  • For more water safety information, including boating laws and a boating facility locator on over 1,450 marinas and waterbody managers, please visit dbw.parks.ca.gov/BoatingSafety.

Do you have any tips for off-highway vehicle enthusiasts?

  • Plan Ahead – Visit the webpage of your local or nearby state vehicular recreation areas (SVRA) before leaving home to find out if it is open and what new visitor guidelines are in effect. For example:
    • Entrance stations, staging areas, restrooms and concessions will not be operating at this time
    • Off-highway transport vehicles must be parked approximately 10 feet or more during unloading staging areas. Carrying capacities will be determined by the district superintendent.
    • Shade cabanas adjacent to parking can be utilized only during equipment outfitting and breaks.
    • Off-highway vehicles allowed to operate include:
      • Motorcycles
      • ATVs (single seater)
      • ROV’s (multi-seaters)-only family/cohabitants
      • Jeeps, dune buggies and sand-rails – only family/cohabitants.
  • Stay Local – Stay close to home.
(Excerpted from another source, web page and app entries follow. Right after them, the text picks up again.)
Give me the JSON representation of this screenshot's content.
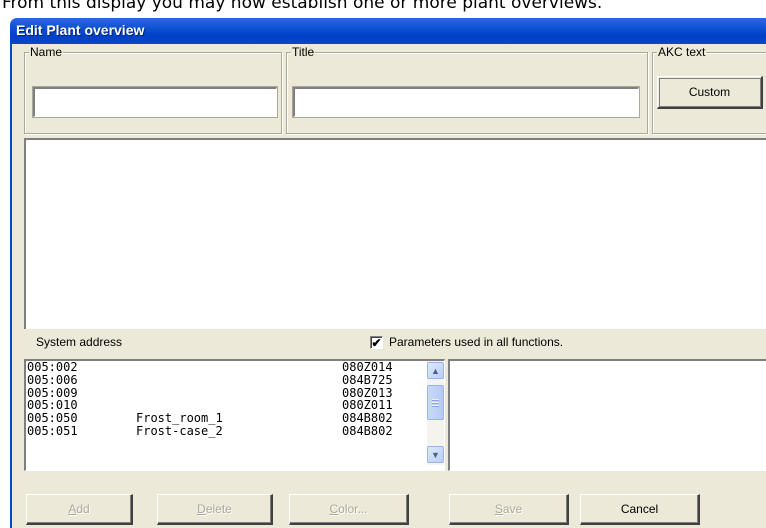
{
  "caption": "From this display you may now establish one or more plant overviews.",
  "window": {
    "title": "Edit Plant overview"
  },
  "groups": {
    "name_label": "Name",
    "title_label": "Title",
    "akc_label": "AKC text"
  },
  "fields": {
    "name_value": "",
    "title_value": ""
  },
  "custom_button": "Custom",
  "system_address_label": "System address",
  "parameters_checkbox": {
    "label": "Parameters used in all functions.",
    "checked": "✔"
  },
  "system_list": [
    {
      "addr": "005:002",
      "name": "",
      "code": "080Z014"
    },
    {
      "addr": "005:006",
      "name": "",
      "code": "084B725"
    },
    {
      "addr": "005:009",
      "name": "",
      "code": "080Z013"
    },
    {
      "addr": "005:010",
      "name": "",
      "code": "080Z011"
    },
    {
      "addr": "005:050",
      "name": "Frost_room_1",
      "code": "084B802"
    },
    {
      "addr": "005:051",
      "name": "Frost-case_2",
      "code": "084B802"
    }
  ],
  "buttons": {
    "add": {
      "first": "A",
      "rest": "dd"
    },
    "delete": {
      "first": "D",
      "rest": "elete"
    },
    "color": {
      "first": "C",
      "rest": "olor..."
    },
    "save": {
      "first": "S",
      "rest": "ave"
    },
    "cancel": "Cancel"
  },
  "icons": {
    "scroll_up": "chevron-up-icon",
    "scroll_down": "chevron-down-icon",
    "checkbox": "checkmark-icon"
  },
  "colors": {
    "titlebar": "#0a4ecf",
    "window_bg": "#ece9d8",
    "disabled_text": "#aca899"
  }
}
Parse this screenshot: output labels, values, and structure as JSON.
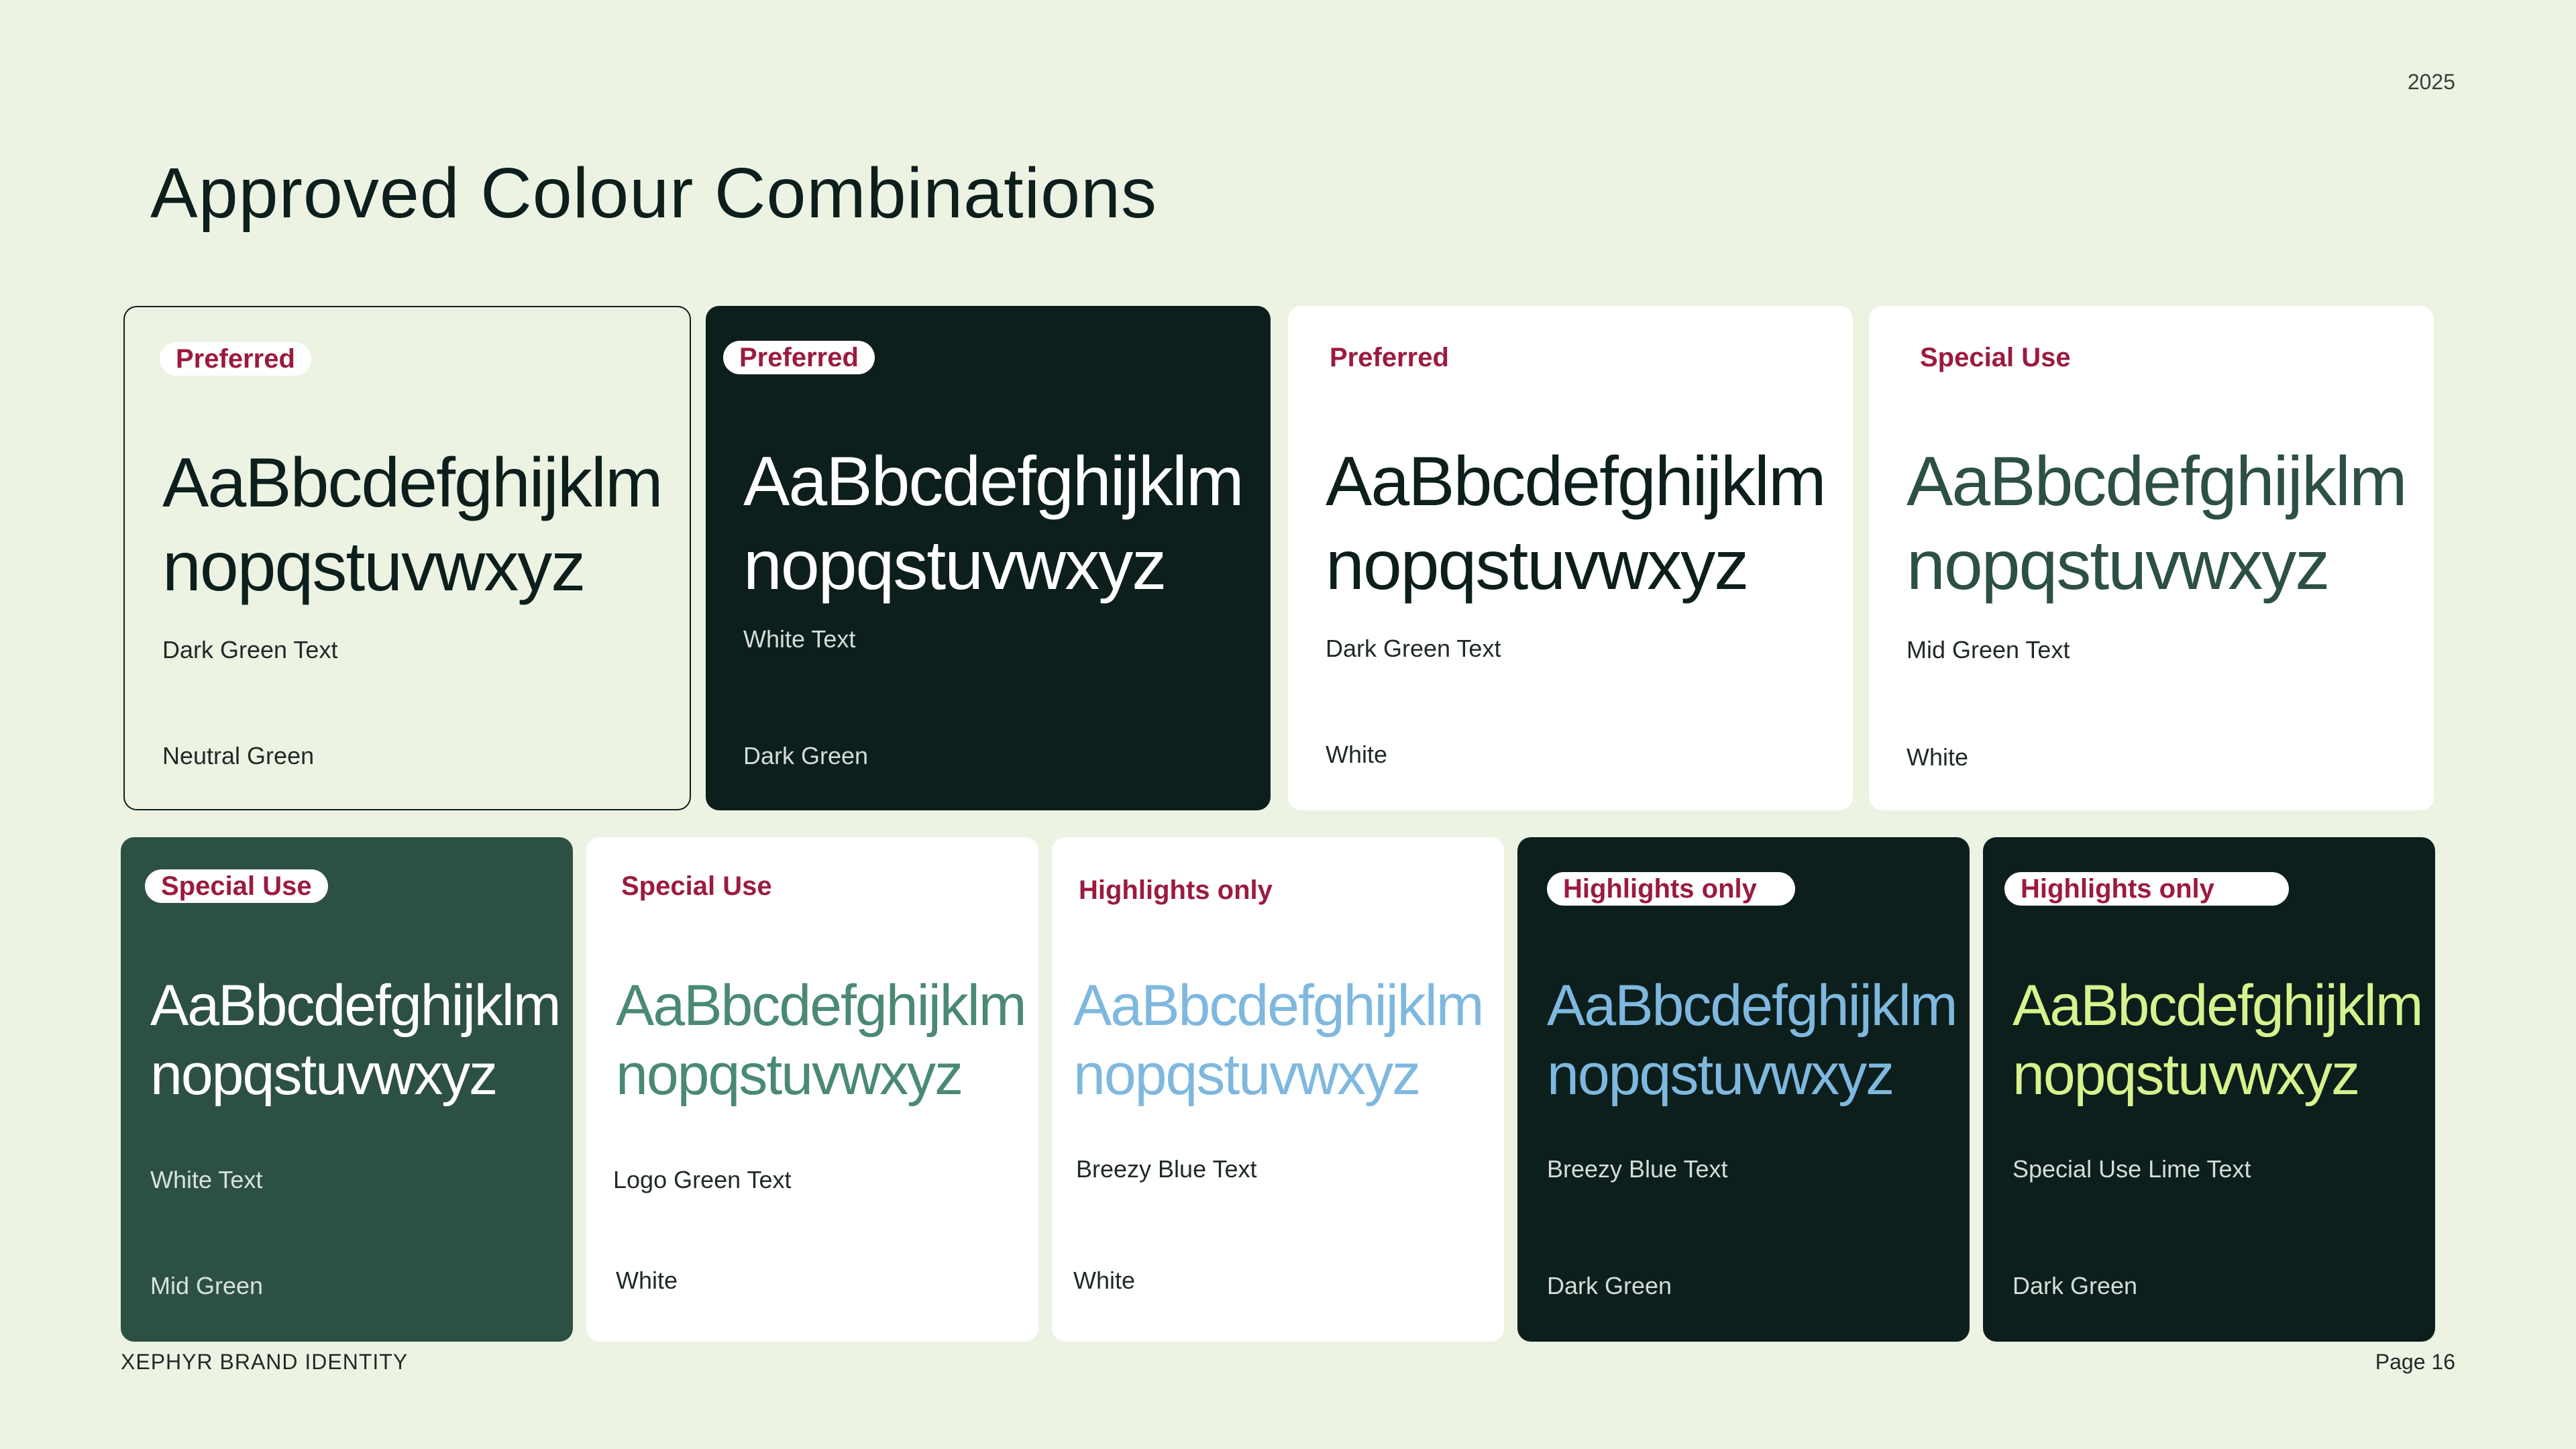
{
  "header": {
    "year": "2025",
    "title": "Approved Colour Combinations"
  },
  "footer": {
    "brand": "XEPHYR BRAND IDENTITY",
    "page": "Page 16"
  },
  "sample_text": {
    "line1": "AaBbcdefghijklm",
    "line2": "nopqstuvwxyz"
  },
  "colors": {
    "neutral_green": "#edf3e3",
    "dark_green": "#0c1f1c",
    "mid_green": "#2d5045",
    "logo_green": "#4a8a72",
    "breezy_blue": "#7fb8df",
    "special_lime": "#d8f28d",
    "white": "#ffffff",
    "badge_red": "#9b1b3e"
  },
  "cards": [
    {
      "badge": "Preferred",
      "text_label": "Dark Green Text",
      "bg_label": "Neutral Green"
    },
    {
      "badge": "Preferred",
      "text_label": "White Text",
      "bg_label": "Dark Green"
    },
    {
      "badge": "Preferred",
      "text_label": "Dark Green Text",
      "bg_label": "White"
    },
    {
      "badge": "Special Use",
      "text_label": "Mid Green Text",
      "bg_label": "White"
    },
    {
      "badge": "Special Use",
      "text_label": "White Text",
      "bg_label": "Mid Green"
    },
    {
      "badge": "Special Use",
      "text_label": "Logo Green Text",
      "bg_label": "White"
    },
    {
      "badge": "Highlights only",
      "text_label": "Breezy Blue Text",
      "bg_label": "White"
    },
    {
      "badge": "Highlights only",
      "text_label": "Breezy Blue Text",
      "bg_label": "Dark Green"
    },
    {
      "badge": "Highlights only",
      "text_label": "Special Use Lime Text",
      "bg_label": "Dark Green"
    }
  ]
}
Do not take road trips to California’s SVRAs not in proximity to your neighborhood.
  • Stay Safer at 6 Feet – Maintain a physical distance of 6 feet or more. Do not ride next to others or pull up next to someone else as it could put you in close proximity to others. In your riding group, limit the group to people in your immediate household. Only sheltering together can ride together in UTV’s and 4WD. No gatherings, picnics, or parties.
  • Stage Apart – Stage 10 feet or more from each other during unloading and loading.
  • Use Safety Equipment – Use proper equipment such as protective clothing, goggles, a proper helmet, gloves and spark arrestor.
  • Stay Clean – Be prepared. Bring soap/sanitizer as restrooms may be limited. Keep soap/sanitizer in vehicle.
  • Pack it In – Pack it Out – Facilities may remain closed while trails are open, so do your part to keep outdoor places healthy and accessible for other users.
  • Avoid Alcohol: Do not drink and ride.
  • Natural Resources: Tread lightly and stay on designated trails.
  • Drive with Courtesy: Be prepared to yield any time there is doubt and you can safely do so. Approach curves and hill crests with caution. Assume there are vehicles ahead and slow your driving accordingly. Allow extra room and stopping distance when approaching other vehicles.
  • For more OHV information, please visit ohv.parks.ca.gov.

Do you have free learning resources for families?

State Parks invites the public to explore the nation’s largest State Park System virtually.

  • Many state parks are offering live feeds across their social media platforms, and state parks can also be explored online via Google Street View Treks.
  • For those wishing to view the poppy blooms and other wildflowers in bloom right now at Antelope Valley California Poppy Reserve SNR, they can view them via a Poppy Cam, which livestreams the current bloom conditions. The park is also showcasing the blooms via 360-degree views and upcoming live feeds on the park’s Facebook platform.
  • Parks Online Resources for Teachers and Students (PORTS) Distance Learning Program is offering free home learning programs for families. Programs are now available between 9 a.m. to 2 p.m. PDT, Monday through Friday. Each hour focuses on a specific range of grade levels where interpreters will read books and tell stories about their parks, tour iconic museums including Hearst Castle and explore majestic redwood forests and marine protected areas.
    • Families can register for the home learning programs by visiting the new PORTS website www.ports-ca.us. Currently, space is limited to 500 families per program, but thanks to an established partnership with Zoom Video Communications, PORTS will be increasing the spaces available for these webinars in the coming weeks to meet the growing demand.